● **Exercise prompt**:
When a line of the material has the word "chevron" in it, copy that line.

● **Recorded information**:
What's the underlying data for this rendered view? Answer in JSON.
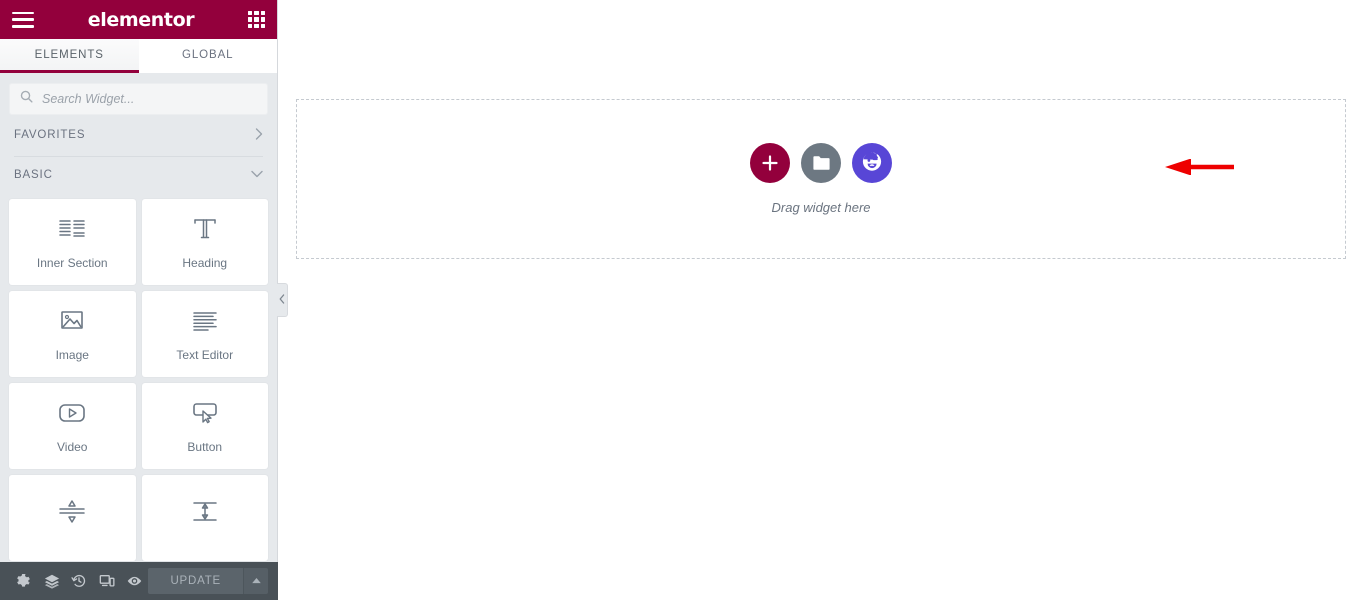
{
  "panel": {
    "header": {
      "menu_icon": "hamburger-menu-icon",
      "brand": "elementor",
      "apps_icon": "grid-apps-icon"
    },
    "tabs": [
      {
        "label": "ELEMENTS",
        "active": true
      },
      {
        "label": "GLOBAL",
        "active": false
      }
    ],
    "search": {
      "placeholder": "Search Widget...",
      "value": "",
      "icon": "search-icon"
    },
    "categories": [
      {
        "label": "FAVORITES",
        "state": "collapsed",
        "chevron": "›"
      },
      {
        "label": "BASIC",
        "state": "expanded",
        "chevron": "⌄"
      }
    ],
    "widgets": [
      {
        "label": "Inner Section",
        "icon": "inner-section-icon"
      },
      {
        "label": "Heading",
        "icon": "heading-t-icon"
      },
      {
        "label": "Image",
        "icon": "image-icon"
      },
      {
        "label": "Text Editor",
        "icon": "text-editor-icon"
      },
      {
        "label": "Video",
        "icon": "video-play-icon"
      },
      {
        "label": "Button",
        "icon": "button-cursor-icon"
      },
      {
        "label": "",
        "icon": "divider-icon"
      },
      {
        "label": "",
        "icon": "spacer-icon"
      }
    ],
    "footer": {
      "icons": [
        {
          "name": "settings-gear-icon"
        },
        {
          "name": "navigator-layers-icon"
        },
        {
          "name": "history-clock-icon"
        },
        {
          "name": "responsive-mode-icon"
        },
        {
          "name": "preview-eye-icon"
        }
      ],
      "update_label": "UPDATE",
      "caret": "▲"
    },
    "collapse_handle_icon": "chevron-left-icon"
  },
  "canvas": {
    "drop_zone": {
      "drag_text": "Drag widget here",
      "buttons": [
        {
          "name": "add-new-section-button",
          "icon": "plus-icon",
          "color": "#93003c"
        },
        {
          "name": "add-template-button",
          "icon": "folder-icon",
          "color": "#6d7882"
        },
        {
          "name": "ai-builder-button",
          "icon": "ai-face-icon",
          "color": "#5846d6"
        }
      ]
    },
    "annotation": {
      "name": "red-pointer-arrow",
      "color": "#ee0000"
    }
  },
  "colors": {
    "brand_maroon": "#93003c",
    "panel_bg": "#e6e9ec",
    "footer_bg": "#495157",
    "ai_purple": "#5846d6",
    "folder_gray": "#6d7882",
    "annotation_red": "#ee0000"
  }
}
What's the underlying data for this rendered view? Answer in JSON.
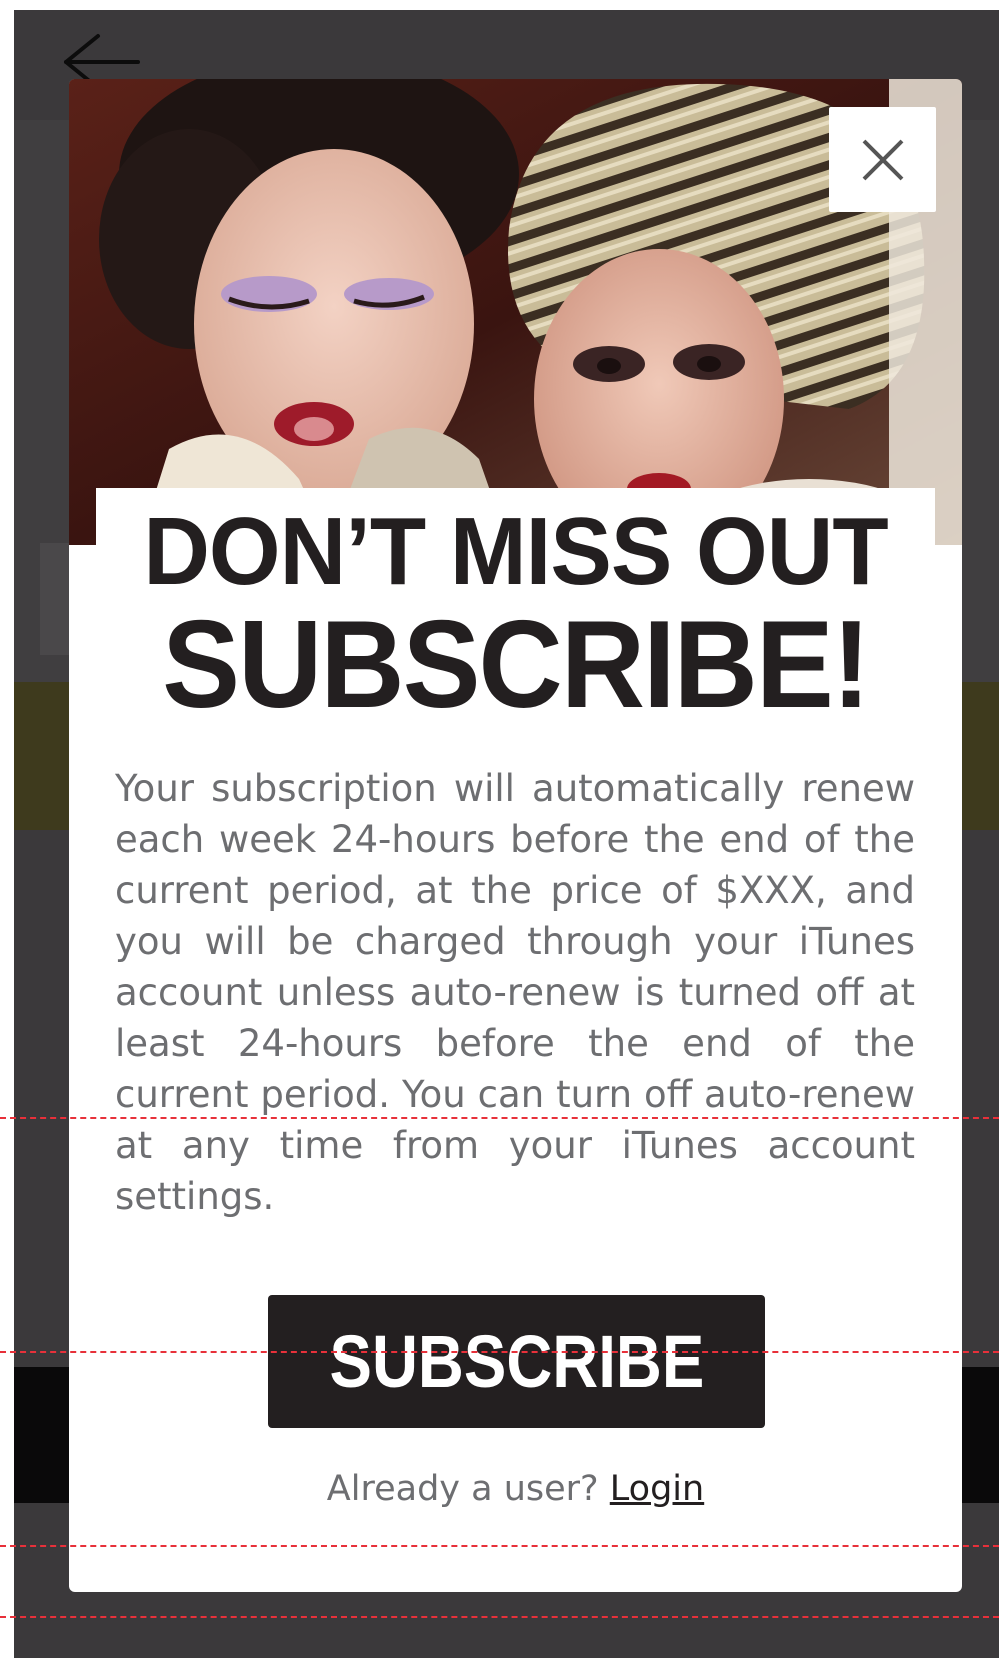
{
  "modal": {
    "headline_top": "DON’T MISS OUT",
    "headline_main": "SUBSCRIBE!",
    "body": "Your subscription will automatically renew each week 24-hours before the end of the current period, at the price of $XXX, and you will be charged through your iTunes account unless auto-renew is turned off at least 24-hours before the end of the current period. You can turn off auto-renew at any time from your iTunes account settings.",
    "subscribe_label": "SUBSCRIBE",
    "login_prompt": "Already a user?",
    "login_label": "Login"
  },
  "icons": {
    "back": "arrow-left-icon",
    "close": "close-icon"
  },
  "colors": {
    "backdrop": "#3b393b",
    "headline": "#231f20",
    "body_text": "#6d6e71",
    "button_bg": "#231f20",
    "button_text": "#ffffff"
  }
}
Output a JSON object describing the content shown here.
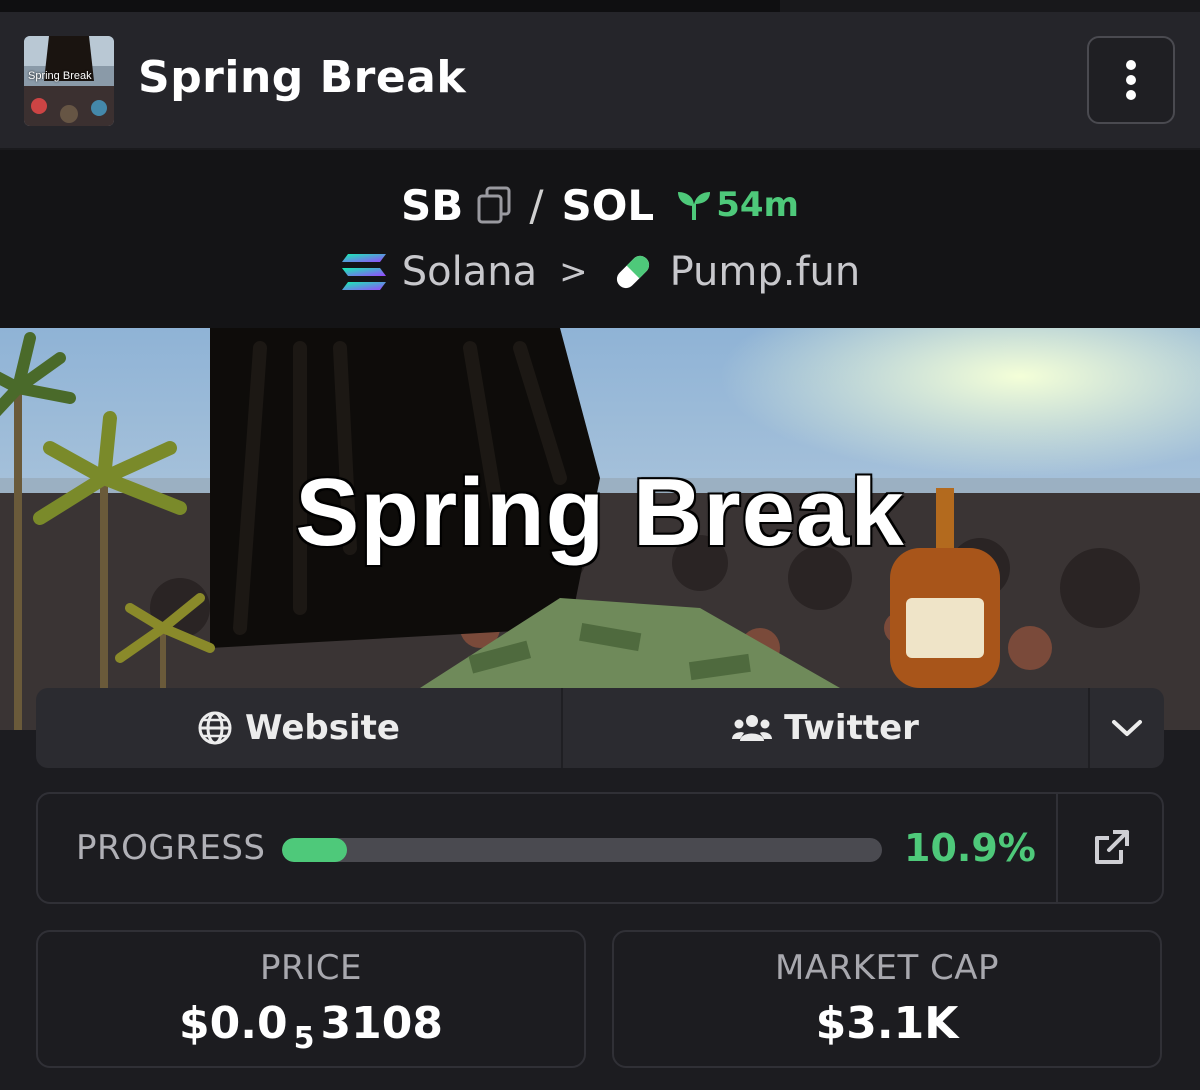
{
  "header": {
    "title": "Spring Break",
    "avatar_text": "Spring Break"
  },
  "pair": {
    "base": "SB",
    "separator": "/",
    "quote": "SOL",
    "age": "54m",
    "chain": "Solana",
    "chevron": ">",
    "dex": "Pump.fun"
  },
  "banner": {
    "text": "Spring Break"
  },
  "links": {
    "website": "Website",
    "twitter": "Twitter"
  },
  "progress": {
    "label": "PROGRESS",
    "value_text": "10.9%",
    "fraction": 0.109
  },
  "stats": {
    "price_label": "PRICE",
    "price_main": "$0.0",
    "price_zeros": "5",
    "price_digits": "3108",
    "mcap_label": "MARKET CAP",
    "mcap_value": "$3.1K"
  },
  "colors": {
    "accent_green": "#4ec97a",
    "background": "#1c1c20"
  },
  "icons": [
    "copy-icon",
    "sprout-icon",
    "solana-icon",
    "pill-icon",
    "globe-icon",
    "users-icon",
    "chevron-down-icon",
    "external-link-icon",
    "more-vertical-icon"
  ]
}
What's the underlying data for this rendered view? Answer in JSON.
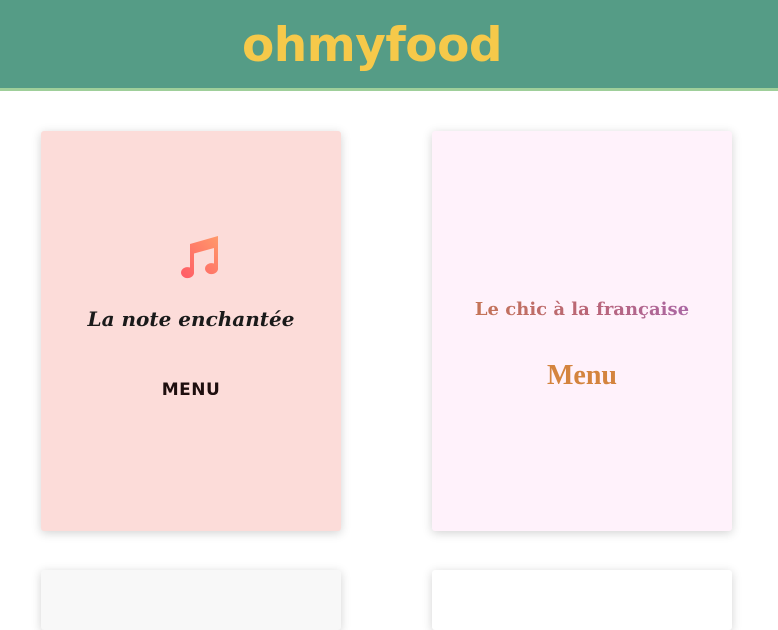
{
  "header": {
    "logo": "ohmyfood",
    "background_color": "#559c86",
    "logo_color": "#f6c94a"
  },
  "cards": [
    {
      "icon": "music-note-icon",
      "title": "La note enchantée",
      "menu_label": "MENU",
      "background_color": "#fcdcd9"
    },
    {
      "title": "Le chic à la française",
      "menu_label": "Menu",
      "background_color": "#fff2fb",
      "menu_color": "#d4843e"
    },
    {
      "background_color": "#f8f8f8"
    },
    {
      "background_color": "#ffffff"
    }
  ]
}
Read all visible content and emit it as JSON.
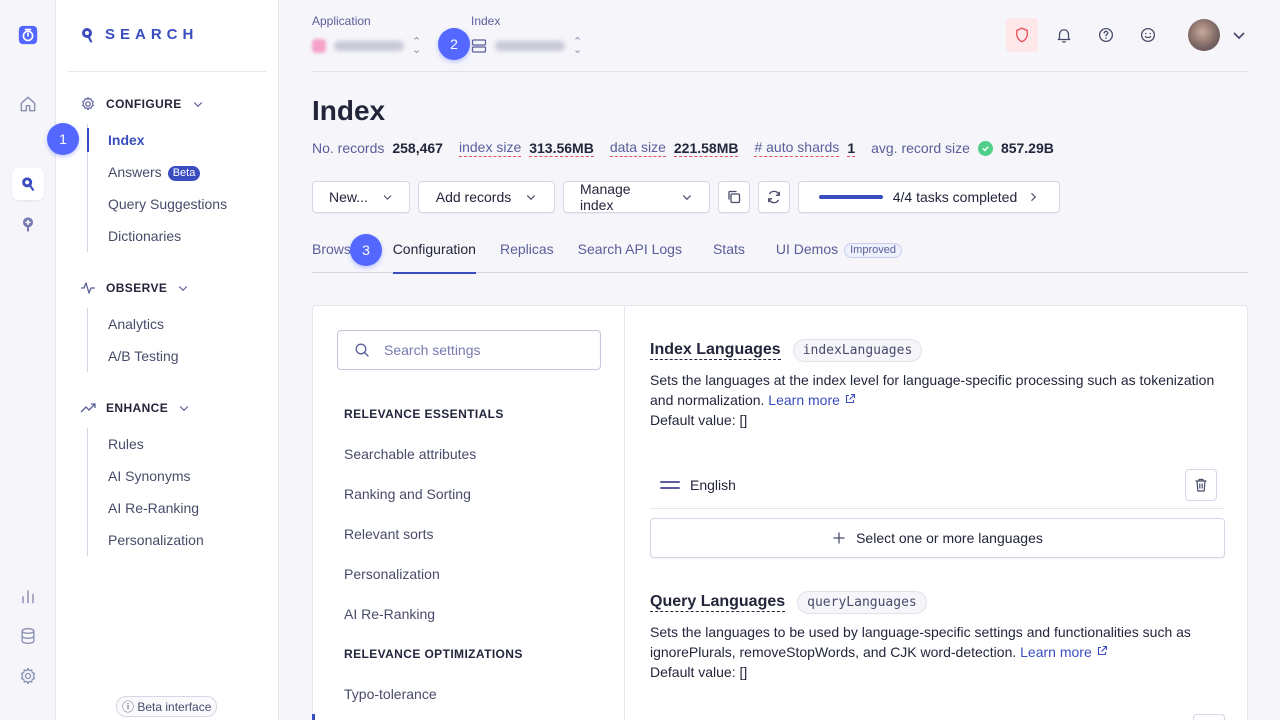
{
  "brand": {
    "name": "SEARCH"
  },
  "rail": {
    "icons": [
      "product-logo-icon",
      "home-icon",
      "search-product-icon",
      "recommend-icon",
      "analytics-bars-icon",
      "data-sources-icon",
      "settings-icon"
    ]
  },
  "sidebar": {
    "configure": {
      "title": "CONFIGURE",
      "items": [
        {
          "label": "Index"
        },
        {
          "label": "Answers",
          "badge": "Beta"
        },
        {
          "label": "Query Suggestions"
        },
        {
          "label": "Dictionaries"
        }
      ]
    },
    "observe": {
      "title": "OBSERVE",
      "items": [
        {
          "label": "Analytics"
        },
        {
          "label": "A/B Testing"
        }
      ]
    },
    "enhance": {
      "title": "ENHANCE",
      "items": [
        {
          "label": "Rules"
        },
        {
          "label": "AI Synonyms"
        },
        {
          "label": "AI Re-Ranking"
        },
        {
          "label": "Personalization"
        }
      ]
    },
    "beta_interface": "Beta interface"
  },
  "topbar": {
    "application_label": "Application",
    "index_label": "Index"
  },
  "steps": [
    "1",
    "2",
    "3"
  ],
  "page": {
    "title": "Index",
    "stats": [
      {
        "label": "No. records",
        "value": "258,467"
      },
      {
        "label": "index size",
        "value": "313.56MB"
      },
      {
        "label": "data size",
        "value": "221.58MB"
      },
      {
        "label": "# auto shards",
        "value": "1"
      },
      {
        "label": "avg. record size",
        "value": "857.29B"
      }
    ]
  },
  "actions": {
    "new_label": "New...",
    "add_records_label": "Add records",
    "manage_index_label": "Manage index",
    "tasks_label": "4/4 tasks completed",
    "tasks_progress": 1.0
  },
  "tabs": [
    {
      "label": "Browse"
    },
    {
      "label": "Configuration"
    },
    {
      "label": "Replicas"
    },
    {
      "label": "Search API Logs"
    },
    {
      "label": "Stats"
    },
    {
      "label": "UI Demos",
      "badge": "Improved"
    }
  ],
  "settings": {
    "search_placeholder": "Search settings",
    "groups": [
      {
        "title": "RELEVANCE ESSENTIALS",
        "items": [
          "Searchable attributes",
          "Ranking and Sorting",
          "Relevant sorts",
          "Personalization",
          "AI Re-Ranking"
        ]
      },
      {
        "title": "RELEVANCE OPTIMIZATIONS",
        "items": [
          "Typo-tolerance"
        ]
      }
    ]
  },
  "index_languages": {
    "title": "Index Languages",
    "code": "indexLanguages",
    "desc": "Sets the languages at the index level for language-specific processing such as tokenization and normalization.",
    "learn_more": "Learn more",
    "default": "Default value: []",
    "language": "English",
    "add_label": "Select one or more languages"
  },
  "query_languages": {
    "title": "Query Languages",
    "code": "queryLanguages",
    "desc": "Sets the languages to be used by language-specific settings and functionalities such as ignorePlurals, removeStopWords, and CJK word-detection.",
    "learn_more": "Learn more",
    "default": "Default value: []"
  },
  "colors": {
    "accent": "#3a4dbf",
    "step": "#5468ff",
    "success": "#4fcf8a",
    "danger": "#e8505b"
  }
}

● **Response**:
        "chevron": "›"
        "chevron": "⌄"
    "collapse_handle_icon": "chevron-left-icon"
    "chevron": ">",
    "chevron-down-icon",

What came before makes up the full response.